## LISTED ENTRIES
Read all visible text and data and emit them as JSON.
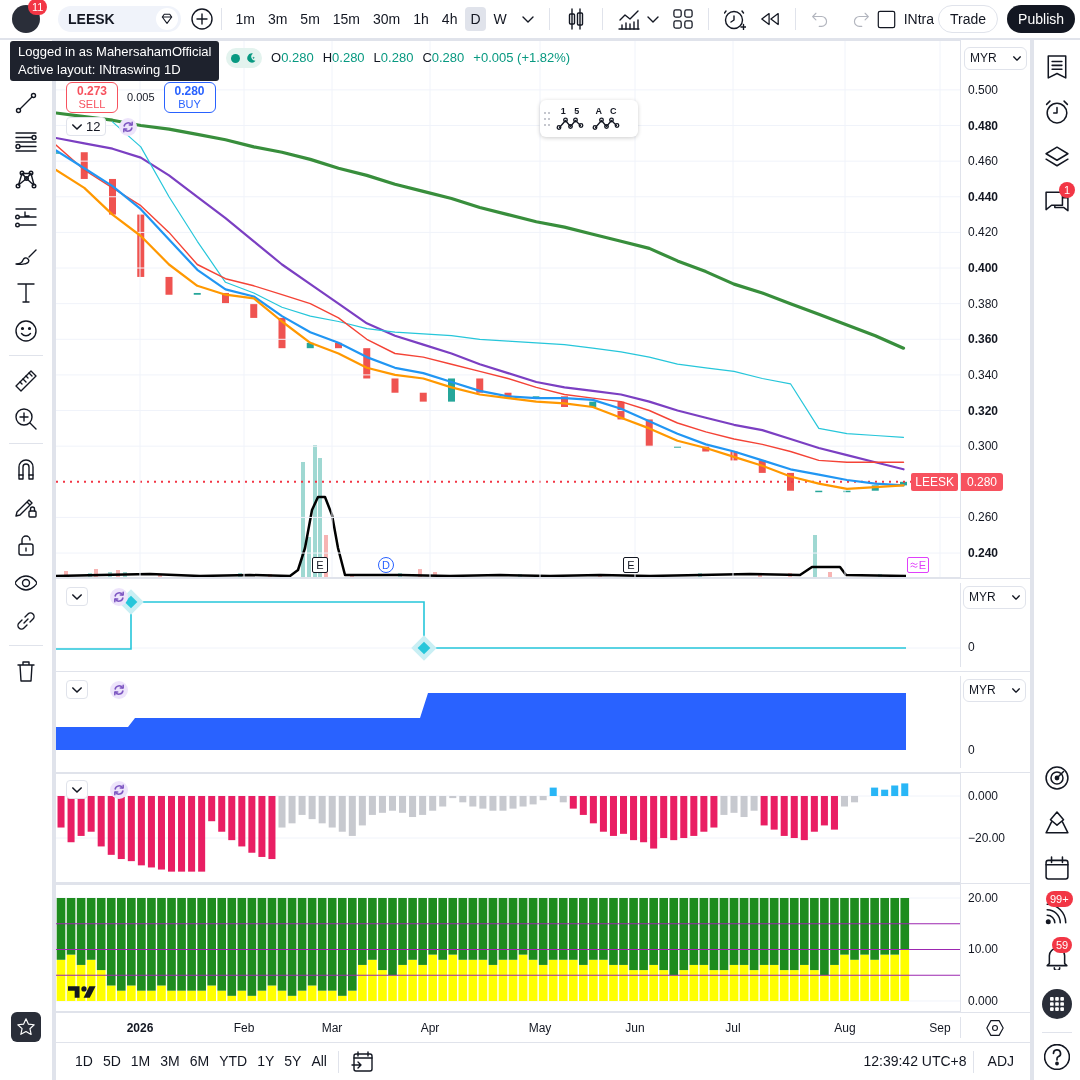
{
  "toolbar": {
    "avatar_badge": "11",
    "symbol": "LEESK",
    "intervals": [
      {
        "label": "1m",
        "selected": false
      },
      {
        "label": "3m",
        "selected": false
      },
      {
        "label": "5m",
        "selected": false
      },
      {
        "label": "15m",
        "selected": false
      },
      {
        "label": "30m",
        "selected": false
      },
      {
        "label": "1h",
        "selected": false
      },
      {
        "label": "4h",
        "selected": false
      },
      {
        "label": "D",
        "selected": true
      },
      {
        "label": "W",
        "selected": false
      }
    ],
    "undo": {
      "disabled": true
    },
    "redo": {
      "disabled": true
    },
    "layout_name": "INtra",
    "trade_button": "Trade",
    "publish_button": "Publish"
  },
  "tooltip": {
    "lines": [
      "Logged in as MahersahamOfficial",
      "Active layout: INtraswing 1D"
    ]
  },
  "legend": {
    "ohlc": [
      {
        "label": "O",
        "value": "0.280"
      },
      {
        "label": "H",
        "value": "0.280"
      },
      {
        "label": "L",
        "value": "0.280"
      },
      {
        "label": "C",
        "value": "0.280"
      }
    ],
    "change": "+0.005 (+1.82%)"
  },
  "trade_panel": {
    "sell_price": "0.273",
    "sell_label": "SELL",
    "spread": "0.005",
    "buy_price": "0.280",
    "buy_label": "BUY"
  },
  "drawing_toolbar": {
    "buttons": [
      {
        "label": "1 5"
      },
      {
        "label": "A C"
      }
    ]
  },
  "main_pane": {
    "currency": "MYR",
    "indicator_count": "12",
    "last_price": {
      "symbol": "LEESK",
      "value": "0.280"
    },
    "chart_data": {
      "type": "line",
      "grid": true,
      "categories": [
        null,
        null,
        null,
        null,
        null,
        null,
        null,
        null,
        null,
        null,
        null,
        null,
        null,
        null,
        null,
        null,
        null,
        null,
        null,
        null,
        null,
        null,
        null,
        null,
        null,
        null,
        null,
        null,
        null,
        null,
        null,
        null
      ],
      "ylim": [
        0.226,
        0.528
      ],
      "yticks": [
        {
          "value": 0.5,
          "label": "0.500"
        },
        {
          "value": 0.48,
          "label": "0.480"
        },
        {
          "value": 0.46,
          "label": "0.460"
        },
        {
          "value": 0.44,
          "label": "0.440"
        },
        {
          "value": 0.42,
          "label": "0.420"
        },
        {
          "value": 0.4,
          "label": "0.400"
        },
        {
          "value": 0.38,
          "label": "0.380"
        },
        {
          "value": 0.36,
          "label": "0.360"
        },
        {
          "value": 0.34,
          "label": "0.340"
        },
        {
          "value": 0.32,
          "label": "0.320"
        },
        {
          "value": 0.3,
          "label": "0.300"
        },
        {
          "value": 0.26,
          "label": "0.260"
        },
        {
          "value": 0.24,
          "label": "0.240"
        }
      ],
      "series": [
        {
          "color": "#388e3c",
          "values": [
            0.487,
            0.485,
            0.483,
            0.48,
            0.478,
            0.475,
            0.472,
            0.468,
            0.465,
            0.461,
            0.456,
            0.452,
            0.447,
            0.443,
            0.439,
            0.434,
            0.43,
            0.426,
            0.423,
            0.419,
            0.415,
            0.411,
            0.404,
            0.398,
            0.391,
            0.386,
            0.38,
            0.374,
            0.368,
            0.362,
            0.355,
            null
          ]
        },
        {
          "color": "#7b3fc2",
          "values": [
            0.473,
            0.47,
            0.467,
            0.462,
            0.452,
            0.44,
            0.428,
            0.415,
            0.402,
            0.391,
            0.38,
            0.369,
            0.362,
            0.357,
            0.352,
            0.346,
            0.341,
            0.336,
            0.333,
            0.331,
            0.329,
            0.325,
            0.32,
            0.316,
            0.312,
            0.309,
            0.304,
            0.299,
            0.295,
            0.291,
            0.287,
            null
          ]
        },
        {
          "color": "#26c6da",
          "values": [
            null,
            null,
            0.482,
            0.468,
            0.44,
            0.415,
            0.392,
            0.386,
            0.378,
            0.373,
            0.37,
            0.366,
            0.364,
            0.363,
            0.362,
            0.36,
            0.359,
            0.358,
            0.357,
            0.355,
            0.353,
            0.35,
            0.346,
            0.344,
            0.342,
            0.338,
            0.335,
            0.31,
            0.307,
            0.306,
            0.305,
            null
          ]
        },
        {
          "color": "#f44336",
          "values": [
            0.469,
            0.455,
            0.445,
            0.435,
            0.42,
            0.402,
            0.394,
            0.39,
            0.385,
            0.38,
            0.372,
            0.36,
            0.352,
            0.35,
            0.346,
            0.342,
            0.338,
            0.333,
            0.329,
            0.327,
            0.325,
            0.32,
            0.313,
            0.308,
            0.304,
            0.301,
            0.297,
            0.292,
            0.291,
            0.291,
            0.291,
            null
          ]
        },
        {
          "color": "#2196f3",
          "values": [
            0.466,
            0.456,
            0.446,
            0.433,
            0.416,
            0.399,
            0.388,
            0.384,
            0.373,
            0.364,
            0.358,
            0.35,
            0.344,
            0.341,
            0.336,
            0.331,
            0.328,
            0.327,
            0.327,
            0.326,
            0.321,
            0.314,
            0.307,
            0.301,
            0.297,
            0.292,
            0.287,
            0.284,
            0.281,
            0.279,
            0.278,
            null
          ]
        },
        {
          "color": "#ff9800",
          "values": [
            0.455,
            0.445,
            0.43,
            0.418,
            0.402,
            0.39,
            0.385,
            0.383,
            0.37,
            0.358,
            0.352,
            0.344,
            0.34,
            0.338,
            0.333,
            0.329,
            0.327,
            0.325,
            0.324,
            0.322,
            0.316,
            0.31,
            0.303,
            0.299,
            0.294,
            0.289,
            0.283,
            0.279,
            0.276,
            0.277,
            0.278,
            null
          ]
        }
      ]
    },
    "events": [
      {
        "kind": "earnings",
        "label": "E"
      },
      {
        "kind": "dividend",
        "label": "D"
      },
      {
        "kind": "earnings",
        "label": "E"
      },
      {
        "kind": "upcoming_earnings",
        "label": "E"
      }
    ]
  },
  "panes": [
    {
      "kind": "step_line",
      "currency": "MYR",
      "scale_label": "0"
    },
    {
      "kind": "area",
      "currency": "MYR",
      "scale_label": "0"
    },
    {
      "kind": "histogram",
      "chart_data": {
        "type": "bar",
        "grid": true,
        "ylim": [
          -41.4,
          10.95
        ],
        "yticks": [
          {
            "value": 0,
            "label": "0.000"
          },
          {
            "value": -20,
            "label": "−20.00"
          }
        ],
        "series": [
          {
            "color": "#e91e63",
            "values": [
              -15,
              -22,
              -19,
              -17,
              -24,
              -28,
              -30,
              -31,
              -33,
              -34,
              -35,
              -36,
              -36,
              -36,
              -36,
              -12,
              -17,
              -21,
              -24,
              -27,
              -29,
              -30,
              null,
              null,
              null,
              null,
              null,
              null,
              null,
              null,
              null,
              null,
              null,
              null,
              null,
              null,
              null,
              null,
              null,
              null,
              null,
              null,
              null,
              null,
              null,
              null,
              null,
              null,
              null,
              null,
              null,
              -6,
              -9,
              -13,
              -17,
              -19,
              -18,
              -21,
              -22,
              -25,
              -20,
              -21,
              -20,
              -19,
              -17,
              -15,
              null,
              null,
              null,
              null,
              -14,
              -16,
              -19,
              -20,
              -21,
              -17,
              -14,
              -16,
              null,
              null,
              null,
              null,
              null,
              null,
              null,
              null,
              null,
              null,
              null,
              null
            ]
          },
          {
            "color": "#c7c9cf",
            "values": [
              null,
              null,
              null,
              null,
              null,
              null,
              null,
              null,
              null,
              null,
              null,
              null,
              null,
              null,
              null,
              null,
              null,
              null,
              null,
              null,
              null,
              null,
              -15,
              -13,
              -9,
              -11,
              -13,
              -15,
              -17,
              -19,
              -14,
              -9,
              -8,
              -7,
              -8,
              -10,
              -9,
              -7,
              -5,
              -1,
              -3,
              -5,
              -6,
              -7,
              -7,
              -6,
              -5,
              -4,
              -2,
              null,
              -3,
              null,
              null,
              null,
              null,
              null,
              null,
              null,
              null,
              null,
              null,
              null,
              null,
              null,
              null,
              null,
              -9,
              -8,
              -10,
              -7,
              null,
              null,
              null,
              null,
              null,
              null,
              null,
              null,
              -5,
              -3,
              null,
              null,
              null,
              null,
              null,
              null,
              null,
              null,
              null,
              null
            ]
          },
          {
            "color": "#29b6f6",
            "values": [
              null,
              null,
              null,
              null,
              null,
              null,
              null,
              null,
              null,
              null,
              null,
              null,
              null,
              null,
              null,
              null,
              null,
              null,
              null,
              null,
              null,
              null,
              null,
              null,
              null,
              null,
              null,
              null,
              null,
              null,
              null,
              null,
              null,
              null,
              null,
              null,
              null,
              null,
              null,
              null,
              null,
              null,
              null,
              null,
              null,
              null,
              null,
              null,
              null,
              4,
              null,
              null,
              null,
              null,
              null,
              null,
              null,
              null,
              null,
              null,
              null,
              null,
              null,
              null,
              null,
              null,
              null,
              null,
              null,
              null,
              null,
              null,
              null,
              null,
              null,
              null,
              null,
              null,
              null,
              null,
              null,
              4,
              3,
              5,
              6,
              null,
              null,
              null,
              null,
              null
            ]
          }
        ]
      }
    },
    {
      "kind": "bars",
      "chart_data": {
        "type": "bar",
        "grid": true,
        "stacked": true,
        "ylim": [
          -2.14,
          22.72
        ],
        "yticks": [
          {
            "value": 20,
            "label": "20.00"
          },
          {
            "value": 10,
            "label": "10.00"
          },
          {
            "value": 0,
            "label": "0.000"
          }
        ],
        "series": [
          {
            "color": "#ffff00",
            "values": [
              8,
              9,
              7,
              8,
              6,
              3,
              2,
              3,
              2,
              2,
              3,
              2,
              2,
              2,
              2,
              3,
              2,
              1,
              2,
              1,
              2,
              3,
              2,
              1,
              2,
              3,
              2,
              2,
              1,
              2,
              7,
              8,
              6,
              5,
              7,
              8,
              7,
              9,
              8,
              9,
              8,
              8,
              8,
              7,
              8,
              8,
              9,
              8,
              7,
              8,
              8,
              8,
              7,
              8,
              8,
              7,
              7,
              6,
              6,
              7,
              6,
              5,
              6,
              7,
              7,
              6,
              6,
              7,
              7,
              6,
              7,
              7,
              6,
              6,
              7,
              6,
              5,
              7,
              9,
              8,
              9,
              8,
              9,
              9,
              10,
              null,
              null,
              null,
              null,
              null
            ]
          },
          {
            "color": "#1e8c1e",
            "values": [
              12,
              11,
              13,
              12,
              14,
              17,
              18,
              17,
              18,
              18,
              17,
              18,
              18,
              18,
              18,
              17,
              18,
              19,
              18,
              19,
              18,
              17,
              18,
              19,
              18,
              17,
              18,
              18,
              19,
              18,
              13,
              12,
              14,
              15,
              13,
              12,
              13,
              11,
              12,
              11,
              12,
              12,
              12,
              13,
              12,
              12,
              11,
              12,
              13,
              12,
              12,
              12,
              13,
              12,
              12,
              13,
              13,
              14,
              14,
              13,
              14,
              15,
              14,
              13,
              13,
              14,
              14,
              13,
              13,
              14,
              13,
              13,
              14,
              14,
              13,
              14,
              15,
              13,
              11,
              12,
              11,
              12,
              11,
              11,
              10,
              null,
              null,
              null,
              null,
              null
            ]
          }
        ],
        "ref_lines": [
          {
            "axis": "y",
            "value": 15
          },
          {
            "axis": "y",
            "value": 10
          },
          {
            "axis": "y",
            "value": 5
          }
        ]
      }
    }
  ],
  "time_axis": {
    "labels": [
      {
        "label": "2026",
        "kind": "year"
      },
      {
        "label": "Feb",
        "kind": "month"
      },
      {
        "label": "Mar",
        "kind": "month"
      },
      {
        "label": "Apr",
        "kind": "month"
      },
      {
        "label": "May",
        "kind": "month"
      },
      {
        "label": "Jun",
        "kind": "month"
      },
      {
        "label": "Jul",
        "kind": "month"
      },
      {
        "label": "Aug",
        "kind": "month"
      },
      {
        "label": "Sep",
        "kind": "month"
      }
    ]
  },
  "right_sidebar": {
    "chat_badge": "1",
    "feed_badge": "99+",
    "alerts_badge": "59"
  },
  "range_bar": {
    "ranges": [
      {
        "label": "1D",
        "selected": false
      },
      {
        "label": "5D",
        "selected": false
      },
      {
        "label": "1M",
        "selected": false
      },
      {
        "label": "3M",
        "selected": false
      },
      {
        "label": "6M",
        "selected": false
      },
      {
        "label": "YTD",
        "selected": false
      },
      {
        "label": "1Y",
        "selected": false
      },
      {
        "label": "5Y",
        "selected": false
      },
      {
        "label": "All",
        "selected": false
      }
    ],
    "clock": "12:39:42 UTC+8",
    "adjust": "ADJ"
  }
}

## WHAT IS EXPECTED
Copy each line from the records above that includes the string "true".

## YOUR SOLUTION
        "selected": true
      "disabled": true
      "disabled": true
      "grid": true,
        "grid": true,
        "grid": true,
        "stacked": true,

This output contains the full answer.